Transferring Your Business When There Is No Clear Leader
Say your business is owned by multiple owners—for example, two or more brothers and/or sisters; or cousins; or aunts/uncles; or two or more unrelated (by blood or marriage) owners; or any combination of the foregoing. Assume the business has prospered, and so have the owners.
Irvine Blackman, Brian I. Whitlock
Say your business is owned by multiple owners—for example, two or more brothers and/or sisters; or cousins; or aunts/uncles; or two or more unrelated (by blood or marriage) owners; or any combination of the foregoing. Assume the business has prospered, and so have the owners. Everyone gets along fine when it comes to running the business.
But mention transfer of ownership or succession planning, and no one can agree on price, terms, when or to whom to make the transfer, and what to do if someone dies, retires or becomes disabled.
Why? My experience pinpoints one main reason: the lack of a single, in-charge and in-control voice. When there are multiple owners, each additional voice complicates problems. Don't forget that these multiple owners may have spouses—more voices.
If an owner dies before a comprehensive transfer/succession plan is in place, there are two winners: the IRS and the lawyers. Everyone else—the family of the deceased and the surviving business owners—loses.
We put in a succession plan for five brothers (each owning 20 percent of Success Co.). Two brothers were not active in the business. Of the three business brothers, two had kids in the business. The brothers could not come up with a satisfactory succession plan.
The process of solving the problem may be more important than its solution. Following are the nine steps we've used for 21 years.
- We requested, received and reviewed information (the four items listed at the end of this article) from each brother.
- We interviewed each of the brothers separately to get their long-range goals for themselves, their families and Success Co.
- We arranged an all-day meeting with all of the parties involved.
- We drew a tight agenda crafted from what we learned in items 1 and 2 above and by asking each brother and the company lawyer and CPA (both of whom attended the meeting) for items they would like to discuss.
- We opened the meeting by having each brother recite his goals. With minor exceptions, they were true to those expressed in the telephone interviews.
- We made three lists: A) items everyone agreed to (such as "want the business to continue in the family"); B) minor disagreements; and C) major disagreements.
- Of course, we knew (from our advance preparation) what would be on the lists.
- Next, we gave a sort of seminar on what strategies (mostly how to resolve tax and emotional issues) to use and how each strategy would fit into a plan. The A) items were easy; the B) items (with one exception that became a C) item) were conquered without too much difficulty; the C) items took almost half of the day. All issues were resolved during the meeting except one.
- We implemented the plan in following months while working on the open issue.
In the end, we created separate wealth transfer/estate plans for each brother. Each plan dovetailed with the transfer/succession plan of Success Co. Thus, the process solved the brothers' problem of making their individual goals and plans fit with their brothers' (and Success Co.'s) goals and plans.

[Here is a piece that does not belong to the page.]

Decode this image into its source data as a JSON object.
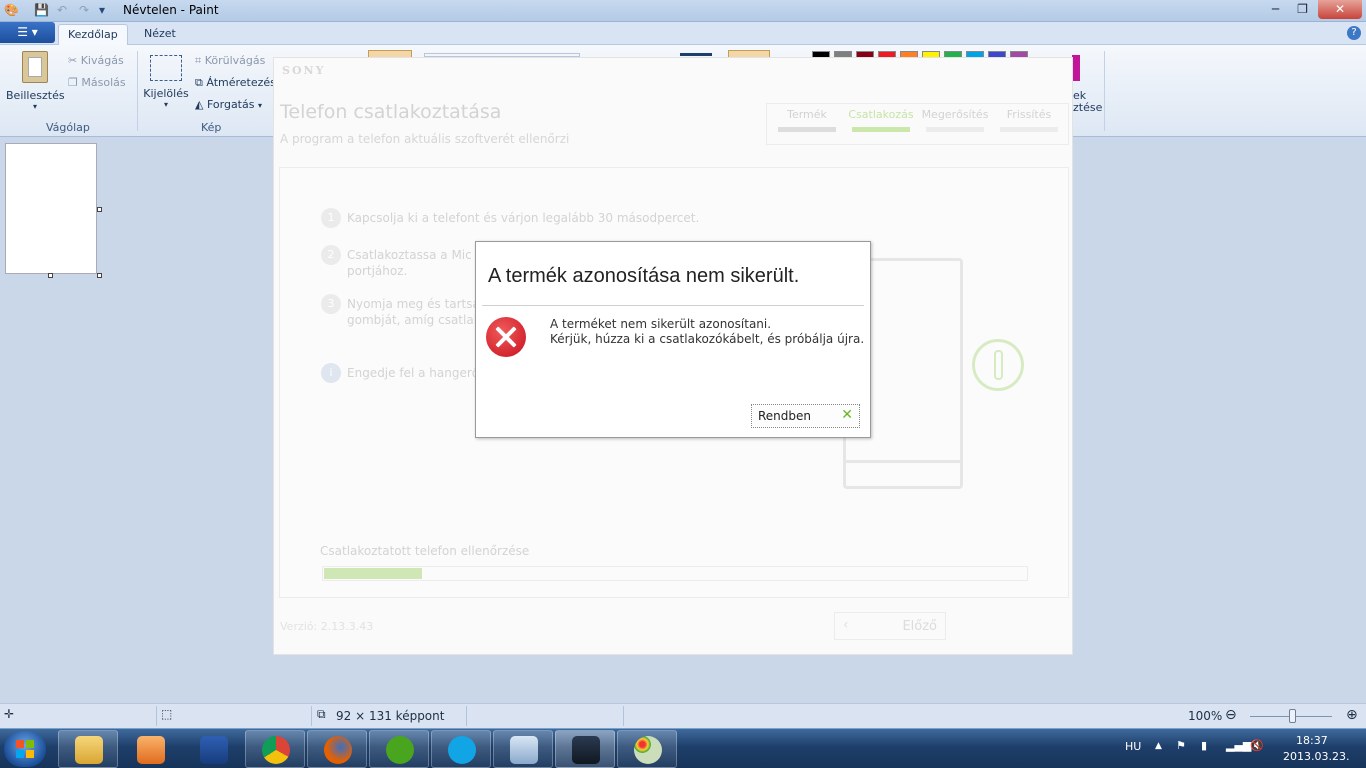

If your company has a transfer/succession plan problem, you can join our reader test. We will report the results in this column. If you want to participate, please send me the following information (copies, not original documents) for each owner.

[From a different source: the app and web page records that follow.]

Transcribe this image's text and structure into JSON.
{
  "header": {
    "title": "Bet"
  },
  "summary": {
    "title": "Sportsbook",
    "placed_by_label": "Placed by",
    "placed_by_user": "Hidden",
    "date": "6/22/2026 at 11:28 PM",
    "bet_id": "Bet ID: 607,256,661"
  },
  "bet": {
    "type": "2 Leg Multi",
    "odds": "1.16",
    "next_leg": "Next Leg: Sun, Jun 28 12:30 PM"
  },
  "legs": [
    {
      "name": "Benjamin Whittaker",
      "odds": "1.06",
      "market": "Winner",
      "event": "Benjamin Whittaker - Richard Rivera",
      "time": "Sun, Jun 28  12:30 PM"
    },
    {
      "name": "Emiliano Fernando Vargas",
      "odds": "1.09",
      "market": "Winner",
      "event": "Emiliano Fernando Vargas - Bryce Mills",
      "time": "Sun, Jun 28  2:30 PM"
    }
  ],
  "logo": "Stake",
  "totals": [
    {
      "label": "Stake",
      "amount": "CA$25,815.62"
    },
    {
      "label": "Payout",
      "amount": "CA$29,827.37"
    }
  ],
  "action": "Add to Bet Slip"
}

- A current personal financial statement and recent tax return (Form 1040).
- A family tree, with names and birthdates for the owner, spouse, kids and grandchildren. Indicate who is in the business.
- Estate documents, including wills and trusts for the owner and spouse.
- The business' year-end financial statement, tax return and a list of stockholders.
Let's hear from you.